Often the pattern will tell you what kind of stitches to knit in the gauge swatch. Many times it's stockinette (even for some items that predominantly use a pattern).
Since you're trying to figure out how large the finished project will be (without making the entire thing first), it makes the most sense to do a swatch (or swatches) in the stitches (or patterns) that are used most in the project. (So if you're making something that's predominantly garter stitch with ribbing, you would do your swatch in garter stitch.)
Note that cables will pull the knitted fabric together and lace will stretch it out.
The only time I do a swatch for ribbing, by the way, is when I'm trying out a new type of ribbing. Since it can be either very stretchy or not very stretchy (oh, well, and everything in between, too), it's a good idea to test out how the new ribbing behaves. However, if I'm using k1, p1 or k2, p2 ribbing, I don't worry about creating a swatch for them.

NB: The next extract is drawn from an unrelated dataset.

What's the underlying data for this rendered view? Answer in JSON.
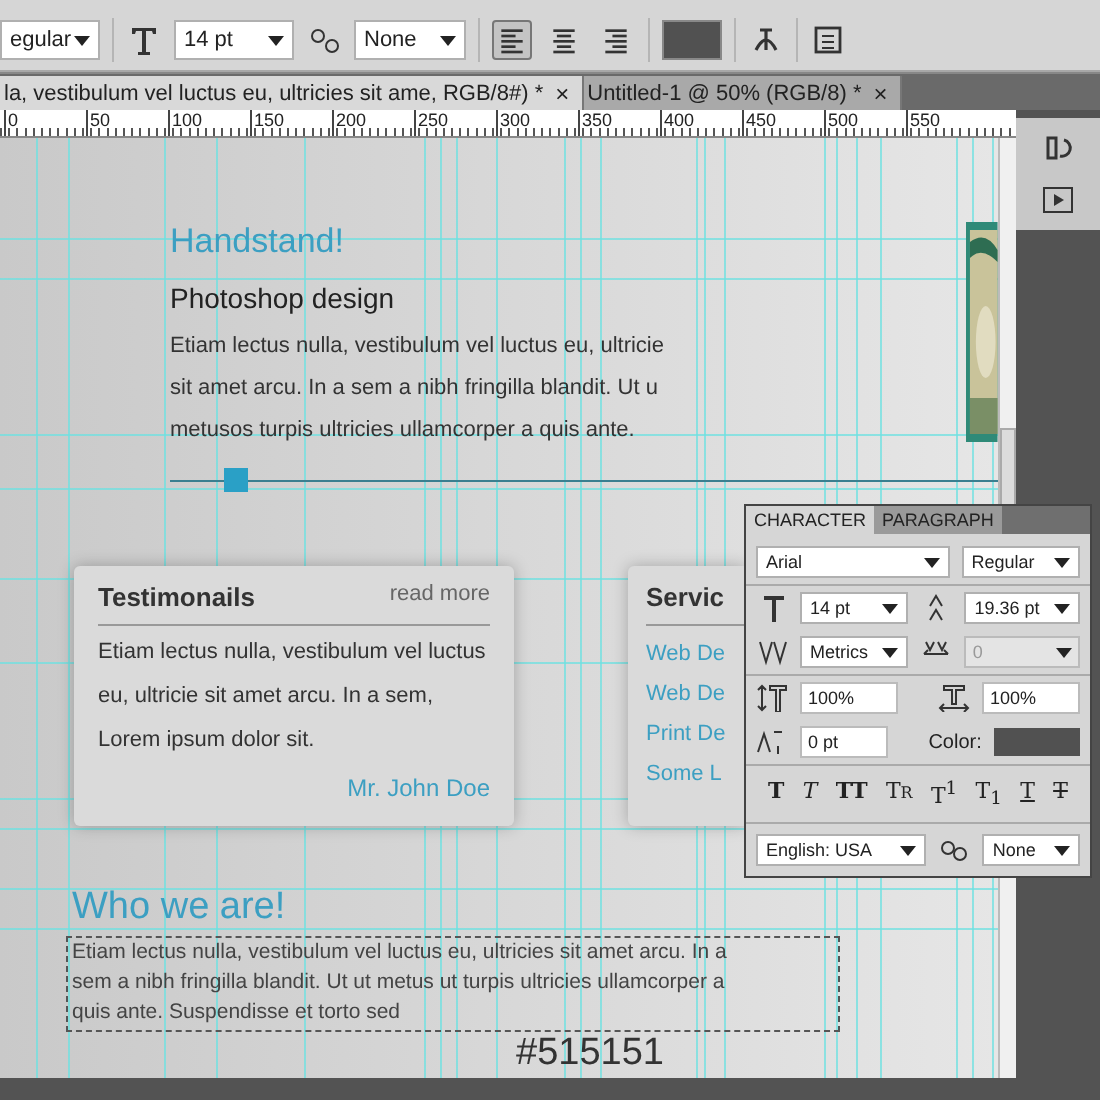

Creating gauge swatches is a great idea, especially if you can create a log of information about the yarns and needles you commonly use. I have started using Ravelry's yarn stash feature to record this kind of information. Then when I want to start a new project, I can go there and see what gauge I got for that yarn last time. I still may need to adjust needle sizes, but at least I have a starting point.